Updated January 7, 2022 - 11:14 am
Nevada saw 382 traffic fatalities in 2021, marking the deadliest year on roadways since 2006, according to preliminary government data released Friday.
The numbers represent a 18 percent year-over-year increase statewide. In Clark County, the increase was 22 percent.
In 2020, there were 324 fatalities among drivers, passengers, bicyclists and pedestrians. The highest death total noted by state records dating to 1991 is 2006, when 431 fatalities were recorded.
“It’s shocking,” newly-named Clark County Office of Traffic Safety director Andrew Bennett said. “We believe that speed and impairment will continue to be the leading causes of fatalities, and at the end of the day those two specifically are choices that people make.”
In Clark County, 235 people died last year.
Both the county and state saw an increase in deaths among pedestrians and motorcycle riders, while deaths among bicyclists fell.
Deaths among motorcycle riders rose a staggering 32 percent across the state, the most of any group.

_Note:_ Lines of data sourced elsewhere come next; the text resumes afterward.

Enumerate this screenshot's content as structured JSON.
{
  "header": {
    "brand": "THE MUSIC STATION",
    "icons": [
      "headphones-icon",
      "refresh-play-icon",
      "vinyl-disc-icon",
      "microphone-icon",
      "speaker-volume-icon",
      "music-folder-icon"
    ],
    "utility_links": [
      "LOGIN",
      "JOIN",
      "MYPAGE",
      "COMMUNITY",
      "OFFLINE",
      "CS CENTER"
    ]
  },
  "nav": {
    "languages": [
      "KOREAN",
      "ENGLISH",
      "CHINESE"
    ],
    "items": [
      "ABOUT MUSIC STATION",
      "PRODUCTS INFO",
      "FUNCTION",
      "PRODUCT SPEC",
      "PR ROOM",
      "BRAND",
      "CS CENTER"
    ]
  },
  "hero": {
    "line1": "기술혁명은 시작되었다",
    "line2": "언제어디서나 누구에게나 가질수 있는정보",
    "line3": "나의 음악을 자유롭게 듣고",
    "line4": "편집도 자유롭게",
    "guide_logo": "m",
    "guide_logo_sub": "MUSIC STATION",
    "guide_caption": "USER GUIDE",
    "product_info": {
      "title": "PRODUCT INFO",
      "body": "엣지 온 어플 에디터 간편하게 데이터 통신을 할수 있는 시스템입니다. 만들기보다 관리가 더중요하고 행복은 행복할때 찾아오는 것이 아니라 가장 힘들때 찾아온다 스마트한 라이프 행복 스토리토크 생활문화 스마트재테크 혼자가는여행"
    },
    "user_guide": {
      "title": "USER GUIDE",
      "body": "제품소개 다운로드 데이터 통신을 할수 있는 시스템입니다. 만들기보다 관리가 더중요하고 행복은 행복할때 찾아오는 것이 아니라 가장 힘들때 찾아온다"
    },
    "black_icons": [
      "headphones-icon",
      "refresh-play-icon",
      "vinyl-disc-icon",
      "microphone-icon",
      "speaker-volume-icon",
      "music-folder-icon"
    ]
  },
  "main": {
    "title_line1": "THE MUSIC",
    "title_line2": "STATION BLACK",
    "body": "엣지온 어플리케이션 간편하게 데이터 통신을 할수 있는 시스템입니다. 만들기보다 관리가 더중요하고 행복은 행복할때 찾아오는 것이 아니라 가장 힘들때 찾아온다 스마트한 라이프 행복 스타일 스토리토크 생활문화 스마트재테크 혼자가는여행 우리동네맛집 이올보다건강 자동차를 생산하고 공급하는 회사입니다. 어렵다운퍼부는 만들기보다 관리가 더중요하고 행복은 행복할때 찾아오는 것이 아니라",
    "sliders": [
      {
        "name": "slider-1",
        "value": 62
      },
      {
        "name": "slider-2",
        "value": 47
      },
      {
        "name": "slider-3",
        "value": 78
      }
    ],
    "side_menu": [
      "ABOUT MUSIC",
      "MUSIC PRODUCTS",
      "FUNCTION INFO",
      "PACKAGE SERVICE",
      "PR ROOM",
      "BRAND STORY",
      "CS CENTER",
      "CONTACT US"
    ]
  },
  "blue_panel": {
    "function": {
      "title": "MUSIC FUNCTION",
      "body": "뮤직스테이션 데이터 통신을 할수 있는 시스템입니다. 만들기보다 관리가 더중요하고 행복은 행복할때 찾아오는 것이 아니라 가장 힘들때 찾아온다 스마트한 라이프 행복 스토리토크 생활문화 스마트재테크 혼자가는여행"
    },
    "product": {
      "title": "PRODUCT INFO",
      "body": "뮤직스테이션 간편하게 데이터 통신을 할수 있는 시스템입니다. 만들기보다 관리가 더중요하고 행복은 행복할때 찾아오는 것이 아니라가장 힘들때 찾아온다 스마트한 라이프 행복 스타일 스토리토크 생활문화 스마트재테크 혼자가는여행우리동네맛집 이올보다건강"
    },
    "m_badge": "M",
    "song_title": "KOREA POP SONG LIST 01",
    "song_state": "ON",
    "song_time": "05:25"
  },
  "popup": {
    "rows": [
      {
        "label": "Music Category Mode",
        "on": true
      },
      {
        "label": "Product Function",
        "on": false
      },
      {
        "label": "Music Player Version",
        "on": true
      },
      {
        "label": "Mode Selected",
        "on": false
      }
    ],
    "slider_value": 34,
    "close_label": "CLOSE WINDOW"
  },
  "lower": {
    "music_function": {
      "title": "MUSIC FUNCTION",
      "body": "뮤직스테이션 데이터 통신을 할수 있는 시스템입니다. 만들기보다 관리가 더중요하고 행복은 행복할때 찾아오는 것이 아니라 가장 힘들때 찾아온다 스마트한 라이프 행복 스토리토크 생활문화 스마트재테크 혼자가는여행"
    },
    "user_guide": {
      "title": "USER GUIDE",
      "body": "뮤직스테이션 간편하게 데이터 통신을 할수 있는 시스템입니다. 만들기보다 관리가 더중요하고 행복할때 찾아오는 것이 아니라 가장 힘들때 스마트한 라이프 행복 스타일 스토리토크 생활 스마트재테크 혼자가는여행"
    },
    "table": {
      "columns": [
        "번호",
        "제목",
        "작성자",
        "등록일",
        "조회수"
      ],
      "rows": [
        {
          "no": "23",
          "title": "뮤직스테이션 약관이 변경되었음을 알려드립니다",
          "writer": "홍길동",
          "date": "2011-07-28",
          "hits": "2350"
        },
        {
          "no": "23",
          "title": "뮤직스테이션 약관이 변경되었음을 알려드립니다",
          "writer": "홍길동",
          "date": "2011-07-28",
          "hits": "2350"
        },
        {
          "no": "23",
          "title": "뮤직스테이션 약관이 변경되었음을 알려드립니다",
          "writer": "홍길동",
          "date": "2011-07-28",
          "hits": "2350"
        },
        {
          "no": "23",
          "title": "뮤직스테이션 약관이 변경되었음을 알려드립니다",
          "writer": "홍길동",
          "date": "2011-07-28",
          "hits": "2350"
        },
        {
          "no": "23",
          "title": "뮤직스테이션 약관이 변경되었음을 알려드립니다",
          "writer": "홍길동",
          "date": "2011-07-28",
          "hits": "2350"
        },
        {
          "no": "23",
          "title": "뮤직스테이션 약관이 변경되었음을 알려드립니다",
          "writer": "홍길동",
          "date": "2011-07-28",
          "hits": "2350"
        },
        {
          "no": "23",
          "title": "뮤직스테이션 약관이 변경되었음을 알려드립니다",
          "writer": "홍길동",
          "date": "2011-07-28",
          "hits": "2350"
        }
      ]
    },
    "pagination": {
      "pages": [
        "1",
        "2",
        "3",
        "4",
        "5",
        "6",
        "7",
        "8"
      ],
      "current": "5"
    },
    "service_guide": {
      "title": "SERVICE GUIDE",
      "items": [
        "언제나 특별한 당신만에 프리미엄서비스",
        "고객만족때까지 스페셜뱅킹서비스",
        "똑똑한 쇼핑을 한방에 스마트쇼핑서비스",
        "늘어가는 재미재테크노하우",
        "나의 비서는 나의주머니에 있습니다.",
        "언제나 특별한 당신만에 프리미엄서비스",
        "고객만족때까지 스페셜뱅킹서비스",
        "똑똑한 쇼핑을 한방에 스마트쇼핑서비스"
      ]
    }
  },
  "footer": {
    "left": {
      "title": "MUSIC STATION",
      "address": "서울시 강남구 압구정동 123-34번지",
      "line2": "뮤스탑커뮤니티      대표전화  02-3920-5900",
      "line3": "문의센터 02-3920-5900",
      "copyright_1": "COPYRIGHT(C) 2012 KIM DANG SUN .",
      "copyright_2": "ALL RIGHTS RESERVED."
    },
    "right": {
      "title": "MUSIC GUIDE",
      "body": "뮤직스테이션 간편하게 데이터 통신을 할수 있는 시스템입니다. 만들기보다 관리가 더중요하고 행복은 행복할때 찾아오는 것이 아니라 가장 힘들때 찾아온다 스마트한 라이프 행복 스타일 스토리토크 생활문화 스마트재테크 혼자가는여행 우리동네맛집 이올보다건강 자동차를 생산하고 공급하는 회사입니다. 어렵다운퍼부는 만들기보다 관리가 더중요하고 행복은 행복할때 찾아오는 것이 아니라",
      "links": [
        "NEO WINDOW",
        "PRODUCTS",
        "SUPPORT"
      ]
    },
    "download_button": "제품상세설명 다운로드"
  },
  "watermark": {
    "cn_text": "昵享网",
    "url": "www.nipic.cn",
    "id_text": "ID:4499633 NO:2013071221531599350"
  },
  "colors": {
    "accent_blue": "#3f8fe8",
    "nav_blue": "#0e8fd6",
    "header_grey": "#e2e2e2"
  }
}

Seventy-nine died last year.
Fatalities had fallen several years, reaching a low of 304 in 2019. They’ve increased both of the past two years, according to data tracked by Nevada’s Office of Traffic Safety.
“If you value life, it’s time for us to take a look at how we build our roads and what’s important to us,” said Erin Breen, director of UNLV’s Road Equity Alliance Project.
She advocated for local governments to adopt the national Safe System approach, a method that tried to reduce serious and fatal traffic collisions by designing roads to anticipate human mistakes.
One example, she said, would be creating crosswalks closer to bus stops.
Breen also pointed to Washoe County. It’s one of the few Nevada counties where traffic fatalities fell last year despite the region enjoying healthy population growth.
“They don’t have very many streets that are 45 mph, period,” she said. “And we’ve moved on to streets with 55 mph speed limits (in Clark County).”
In 2017, leaders from across the county formed the Vision Zero Truckee Meadows task force, aiming to reduce annual traffic fatalities to zero by 2030. The task force has city, county, traffic, health and emergency services officials working together under a universal plan, leader Rebecca Kapuler said.
“Before we didn’t have a unified goal. Everyone worked in silos and did their own thing,” Kapuler said.
Reno also became the first jurisdiction in Nevada last year to create a “pedestrian safety zone,” which allows officials to impose harsher punishments against people who break traffic laws in high-risk areas.
Bennett will take the helm of Clark County’s new Office of Traffic Safety this month. He believes the new office will allow the county to more deeply look at dangerous local roadways, down to the intersection level.
For now, he and Breen said every motorist can make an immediate impact by driving the speed limit, wearing their seatbelt and not getting behind the wheel while intoxicated.
“It just comes down to personal responsibility,” Breen said.